Raw data
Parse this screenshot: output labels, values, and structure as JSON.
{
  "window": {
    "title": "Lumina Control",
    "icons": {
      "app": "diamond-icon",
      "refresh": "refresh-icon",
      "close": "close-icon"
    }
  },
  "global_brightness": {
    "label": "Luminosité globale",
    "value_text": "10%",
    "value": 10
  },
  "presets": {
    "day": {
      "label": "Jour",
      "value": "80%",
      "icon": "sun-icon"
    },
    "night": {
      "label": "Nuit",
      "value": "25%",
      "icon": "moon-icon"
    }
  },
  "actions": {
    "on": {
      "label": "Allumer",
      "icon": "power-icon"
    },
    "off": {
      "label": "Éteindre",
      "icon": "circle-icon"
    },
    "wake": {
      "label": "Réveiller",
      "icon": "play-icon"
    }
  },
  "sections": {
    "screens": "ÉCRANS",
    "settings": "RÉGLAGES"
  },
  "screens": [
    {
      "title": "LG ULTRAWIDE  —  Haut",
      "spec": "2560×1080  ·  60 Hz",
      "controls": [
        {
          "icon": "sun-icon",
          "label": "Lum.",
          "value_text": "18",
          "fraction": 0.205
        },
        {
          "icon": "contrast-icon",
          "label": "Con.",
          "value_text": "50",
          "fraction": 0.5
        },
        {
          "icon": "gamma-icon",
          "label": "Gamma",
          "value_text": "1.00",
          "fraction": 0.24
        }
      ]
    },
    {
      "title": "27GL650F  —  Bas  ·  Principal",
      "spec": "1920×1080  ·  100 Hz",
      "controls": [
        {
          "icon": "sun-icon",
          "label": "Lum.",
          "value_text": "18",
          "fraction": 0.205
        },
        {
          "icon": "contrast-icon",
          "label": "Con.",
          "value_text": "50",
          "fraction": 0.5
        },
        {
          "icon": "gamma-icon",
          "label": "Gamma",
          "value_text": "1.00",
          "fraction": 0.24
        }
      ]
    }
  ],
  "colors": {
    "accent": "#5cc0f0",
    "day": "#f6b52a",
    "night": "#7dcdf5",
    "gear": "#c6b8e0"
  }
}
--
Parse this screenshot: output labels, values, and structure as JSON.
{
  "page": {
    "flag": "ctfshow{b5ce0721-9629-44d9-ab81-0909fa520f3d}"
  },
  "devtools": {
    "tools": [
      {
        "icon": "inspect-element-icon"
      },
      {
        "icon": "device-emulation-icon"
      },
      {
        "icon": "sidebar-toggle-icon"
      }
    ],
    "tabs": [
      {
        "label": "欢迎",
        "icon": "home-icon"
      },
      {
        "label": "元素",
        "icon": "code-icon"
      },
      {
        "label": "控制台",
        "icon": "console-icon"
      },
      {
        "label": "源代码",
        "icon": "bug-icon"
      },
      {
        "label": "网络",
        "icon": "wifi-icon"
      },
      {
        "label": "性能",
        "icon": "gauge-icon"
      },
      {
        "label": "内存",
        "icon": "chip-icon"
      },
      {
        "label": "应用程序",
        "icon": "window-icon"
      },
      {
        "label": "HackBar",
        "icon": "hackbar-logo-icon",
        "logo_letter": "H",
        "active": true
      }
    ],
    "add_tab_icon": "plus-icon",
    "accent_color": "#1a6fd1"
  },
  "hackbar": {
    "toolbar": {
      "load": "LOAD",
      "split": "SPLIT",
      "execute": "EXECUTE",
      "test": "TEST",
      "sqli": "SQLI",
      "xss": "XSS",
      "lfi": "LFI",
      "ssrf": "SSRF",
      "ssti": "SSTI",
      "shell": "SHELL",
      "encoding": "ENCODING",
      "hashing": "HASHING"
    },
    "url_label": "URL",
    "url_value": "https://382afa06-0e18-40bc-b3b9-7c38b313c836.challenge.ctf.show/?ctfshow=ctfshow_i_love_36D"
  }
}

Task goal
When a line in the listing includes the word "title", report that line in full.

Result of this exercise
    "title": "Lumina Control",
      "title": "LG ULTRAWIDE  —  Haut",
      "title": "27GL650F  —  Bas  ·  Principal",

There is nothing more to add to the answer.